Another first when the need for a vet visit arose. I discovered a nickel-sized lump on my dog’s belly, not much of a concern. Till three days later when we returned from a day long family outing to discover Argos had chewed the spot into an open wound and an area the size of my palm was inflamed. My poor pooch!
A quick online search gave us the location of the nearest vet, and rather than call and be told “no” we decided to show up first thing in the morning. This is a big no-no in Holland. We suspected as much but were too anxious for a professional opinion. We arrived five minutes after the office opened (i.e. 9:05), the vet took a quick look, saw how bad it was, and recommended I come back around 10 am when she could fit us in.
To me, a forty minute wait at the doctor’s office is not that big a deal. I had come prepared with a book to read and my journal to write in. By sitting and waiting that long I was breaking a cultural norm of timeliness. Three dog-owners arrived while Argos and I waited. I greeted each, asked about their pets, basically did the usual waiting area small talk. Each of these people apologized (rather profusely) when their dog was called into the doctor’s office before mine.

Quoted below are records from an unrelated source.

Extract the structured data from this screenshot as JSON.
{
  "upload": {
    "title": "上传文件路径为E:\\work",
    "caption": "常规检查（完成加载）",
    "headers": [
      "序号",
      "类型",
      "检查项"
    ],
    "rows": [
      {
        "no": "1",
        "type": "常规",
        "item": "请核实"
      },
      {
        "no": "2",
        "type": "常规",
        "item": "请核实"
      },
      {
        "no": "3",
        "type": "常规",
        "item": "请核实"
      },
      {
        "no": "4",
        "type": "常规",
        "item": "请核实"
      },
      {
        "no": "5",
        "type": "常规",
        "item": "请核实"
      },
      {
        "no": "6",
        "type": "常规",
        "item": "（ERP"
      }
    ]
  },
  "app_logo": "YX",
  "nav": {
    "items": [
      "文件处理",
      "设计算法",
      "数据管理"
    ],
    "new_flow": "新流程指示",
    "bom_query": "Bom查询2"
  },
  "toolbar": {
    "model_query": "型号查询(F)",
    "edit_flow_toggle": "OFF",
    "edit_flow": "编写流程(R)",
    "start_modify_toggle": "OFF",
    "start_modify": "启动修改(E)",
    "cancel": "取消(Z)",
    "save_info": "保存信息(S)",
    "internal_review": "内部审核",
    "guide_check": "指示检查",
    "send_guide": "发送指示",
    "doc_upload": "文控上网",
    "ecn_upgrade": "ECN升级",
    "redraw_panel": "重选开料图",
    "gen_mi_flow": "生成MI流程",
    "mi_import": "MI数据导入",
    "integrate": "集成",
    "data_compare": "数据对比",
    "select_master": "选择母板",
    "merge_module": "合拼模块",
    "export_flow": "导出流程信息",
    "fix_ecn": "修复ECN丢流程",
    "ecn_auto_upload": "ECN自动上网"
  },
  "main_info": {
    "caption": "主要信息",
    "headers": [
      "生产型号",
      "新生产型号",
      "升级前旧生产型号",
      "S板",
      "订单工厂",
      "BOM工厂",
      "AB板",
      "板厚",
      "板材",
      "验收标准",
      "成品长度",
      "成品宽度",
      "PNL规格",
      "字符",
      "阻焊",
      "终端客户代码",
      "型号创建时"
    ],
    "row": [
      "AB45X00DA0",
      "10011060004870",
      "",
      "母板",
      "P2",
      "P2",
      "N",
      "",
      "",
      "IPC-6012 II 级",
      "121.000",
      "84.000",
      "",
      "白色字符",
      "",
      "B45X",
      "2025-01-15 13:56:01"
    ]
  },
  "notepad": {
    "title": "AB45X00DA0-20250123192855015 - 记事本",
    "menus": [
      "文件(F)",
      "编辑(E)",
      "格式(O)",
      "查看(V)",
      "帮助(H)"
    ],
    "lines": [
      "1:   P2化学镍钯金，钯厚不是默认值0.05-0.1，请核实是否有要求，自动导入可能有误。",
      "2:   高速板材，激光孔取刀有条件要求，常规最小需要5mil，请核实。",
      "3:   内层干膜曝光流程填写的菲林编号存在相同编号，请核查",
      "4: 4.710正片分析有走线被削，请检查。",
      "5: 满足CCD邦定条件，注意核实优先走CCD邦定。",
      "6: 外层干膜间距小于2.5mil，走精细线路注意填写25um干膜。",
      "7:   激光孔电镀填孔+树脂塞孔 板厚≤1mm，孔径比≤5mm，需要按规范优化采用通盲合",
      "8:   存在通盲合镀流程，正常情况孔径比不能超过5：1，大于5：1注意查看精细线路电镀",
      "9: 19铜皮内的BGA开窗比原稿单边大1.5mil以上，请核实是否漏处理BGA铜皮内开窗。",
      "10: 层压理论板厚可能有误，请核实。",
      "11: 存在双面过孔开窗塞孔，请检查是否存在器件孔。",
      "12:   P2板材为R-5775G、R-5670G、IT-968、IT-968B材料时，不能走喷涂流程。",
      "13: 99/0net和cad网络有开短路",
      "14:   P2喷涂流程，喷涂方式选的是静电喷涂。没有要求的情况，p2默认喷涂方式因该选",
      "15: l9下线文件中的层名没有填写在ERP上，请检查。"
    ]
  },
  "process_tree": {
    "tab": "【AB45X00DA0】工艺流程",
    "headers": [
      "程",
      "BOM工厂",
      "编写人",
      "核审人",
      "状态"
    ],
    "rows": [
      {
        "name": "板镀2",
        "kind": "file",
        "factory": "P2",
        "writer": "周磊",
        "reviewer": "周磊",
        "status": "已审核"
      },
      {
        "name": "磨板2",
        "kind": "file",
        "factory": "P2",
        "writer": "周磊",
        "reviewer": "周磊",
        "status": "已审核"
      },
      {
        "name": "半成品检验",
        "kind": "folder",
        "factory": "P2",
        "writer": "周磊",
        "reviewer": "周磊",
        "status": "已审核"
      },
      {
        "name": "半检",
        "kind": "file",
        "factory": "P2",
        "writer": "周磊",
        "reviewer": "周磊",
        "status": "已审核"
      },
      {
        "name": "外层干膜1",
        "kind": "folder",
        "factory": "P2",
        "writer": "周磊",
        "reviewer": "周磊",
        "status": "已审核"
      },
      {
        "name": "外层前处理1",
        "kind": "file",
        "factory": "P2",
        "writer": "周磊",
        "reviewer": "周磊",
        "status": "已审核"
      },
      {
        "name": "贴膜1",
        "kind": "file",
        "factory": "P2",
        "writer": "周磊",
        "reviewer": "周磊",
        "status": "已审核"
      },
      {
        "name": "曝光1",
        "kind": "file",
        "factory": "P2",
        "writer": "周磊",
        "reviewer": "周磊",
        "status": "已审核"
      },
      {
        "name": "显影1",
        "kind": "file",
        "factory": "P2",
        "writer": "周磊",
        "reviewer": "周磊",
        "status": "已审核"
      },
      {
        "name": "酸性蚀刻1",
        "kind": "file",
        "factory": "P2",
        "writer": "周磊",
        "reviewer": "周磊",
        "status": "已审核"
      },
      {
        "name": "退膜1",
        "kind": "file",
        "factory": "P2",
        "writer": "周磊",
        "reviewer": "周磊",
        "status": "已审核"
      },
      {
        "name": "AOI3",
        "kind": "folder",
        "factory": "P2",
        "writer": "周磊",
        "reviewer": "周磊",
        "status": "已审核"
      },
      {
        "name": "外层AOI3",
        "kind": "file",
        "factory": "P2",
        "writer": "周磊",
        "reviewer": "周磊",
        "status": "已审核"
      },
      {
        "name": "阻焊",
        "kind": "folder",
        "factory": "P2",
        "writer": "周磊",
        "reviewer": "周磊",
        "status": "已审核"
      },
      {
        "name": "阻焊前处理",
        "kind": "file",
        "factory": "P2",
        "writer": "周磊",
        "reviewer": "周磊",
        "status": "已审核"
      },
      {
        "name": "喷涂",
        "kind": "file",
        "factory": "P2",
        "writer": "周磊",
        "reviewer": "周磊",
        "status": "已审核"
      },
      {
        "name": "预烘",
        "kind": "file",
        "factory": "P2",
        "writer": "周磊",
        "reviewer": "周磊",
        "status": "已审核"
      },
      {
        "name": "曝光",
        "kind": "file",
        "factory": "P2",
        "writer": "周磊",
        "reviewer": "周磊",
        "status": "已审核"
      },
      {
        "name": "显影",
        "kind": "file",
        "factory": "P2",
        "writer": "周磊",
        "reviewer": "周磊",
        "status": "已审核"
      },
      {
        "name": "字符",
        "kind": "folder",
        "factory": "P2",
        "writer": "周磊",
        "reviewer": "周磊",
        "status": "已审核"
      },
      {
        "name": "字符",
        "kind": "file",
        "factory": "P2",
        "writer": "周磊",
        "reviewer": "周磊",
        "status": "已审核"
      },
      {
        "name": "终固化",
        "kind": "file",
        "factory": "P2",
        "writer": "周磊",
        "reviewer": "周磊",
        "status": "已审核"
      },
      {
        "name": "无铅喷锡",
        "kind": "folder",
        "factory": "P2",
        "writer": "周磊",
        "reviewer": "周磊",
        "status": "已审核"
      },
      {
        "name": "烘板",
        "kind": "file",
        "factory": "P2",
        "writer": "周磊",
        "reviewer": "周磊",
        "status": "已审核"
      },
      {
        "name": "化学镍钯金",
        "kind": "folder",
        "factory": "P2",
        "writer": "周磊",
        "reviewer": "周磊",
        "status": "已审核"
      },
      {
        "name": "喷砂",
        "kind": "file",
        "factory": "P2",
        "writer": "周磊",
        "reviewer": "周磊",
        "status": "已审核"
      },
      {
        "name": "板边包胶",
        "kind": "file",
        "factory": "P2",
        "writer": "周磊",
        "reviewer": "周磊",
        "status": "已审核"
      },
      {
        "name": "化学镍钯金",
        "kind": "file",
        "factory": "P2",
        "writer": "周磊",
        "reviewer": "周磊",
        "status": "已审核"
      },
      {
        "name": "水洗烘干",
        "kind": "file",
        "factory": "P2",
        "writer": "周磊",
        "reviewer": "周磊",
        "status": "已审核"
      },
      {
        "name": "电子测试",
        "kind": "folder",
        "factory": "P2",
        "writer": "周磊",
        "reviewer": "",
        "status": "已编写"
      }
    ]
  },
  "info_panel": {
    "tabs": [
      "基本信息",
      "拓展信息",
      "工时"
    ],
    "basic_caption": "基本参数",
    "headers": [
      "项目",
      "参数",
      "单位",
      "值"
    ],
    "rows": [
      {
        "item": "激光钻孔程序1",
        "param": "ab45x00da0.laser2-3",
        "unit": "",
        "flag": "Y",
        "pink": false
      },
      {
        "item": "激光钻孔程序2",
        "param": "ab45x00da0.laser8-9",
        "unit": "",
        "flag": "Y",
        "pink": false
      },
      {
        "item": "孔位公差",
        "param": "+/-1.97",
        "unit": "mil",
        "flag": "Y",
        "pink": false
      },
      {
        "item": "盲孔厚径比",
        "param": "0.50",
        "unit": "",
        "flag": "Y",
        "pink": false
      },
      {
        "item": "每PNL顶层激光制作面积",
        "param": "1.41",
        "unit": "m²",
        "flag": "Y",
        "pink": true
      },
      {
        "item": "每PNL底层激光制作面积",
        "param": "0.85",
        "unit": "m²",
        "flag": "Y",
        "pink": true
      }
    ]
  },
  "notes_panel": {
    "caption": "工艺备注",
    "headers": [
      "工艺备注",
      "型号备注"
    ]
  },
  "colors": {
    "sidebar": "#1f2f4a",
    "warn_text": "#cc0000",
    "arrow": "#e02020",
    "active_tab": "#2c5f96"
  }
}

Argos’s treatment was efficient and thorough. Wound cleaned with trimmed hair, shot given, medications dispensed (pain-killer and antibiotic), information put in the computer, payment made–all by ONE person, the vet. It was all economical, pragmatic, and very Dutch to my new comer sensibilities.
Our follow-up appointment was more typical. I parked my car 2 minutes before my pup’s appointment, entered the vestibule, so small I had to close the outside door to open the waiting room door (a third door opens on this tiny square but it is how you exit your appointment without crossing paths with another patient), and barely sat down before Argos was called for. The wound cleaning and exam, recommendations (honey creme for irritation, cone of shame to stop licking), data entry and payment had me out the door 15 minutes after I arrived.
The ah-ha moment occurred. This is why everyone apologized, why each time another pet was called in the vet urged me to run errands and return as the forty minutes ticked on. My my…this is timeliness I could get used to.
Kristin King is an author, publisher, and non-profit president recently relocated from the United States to the Netherlands.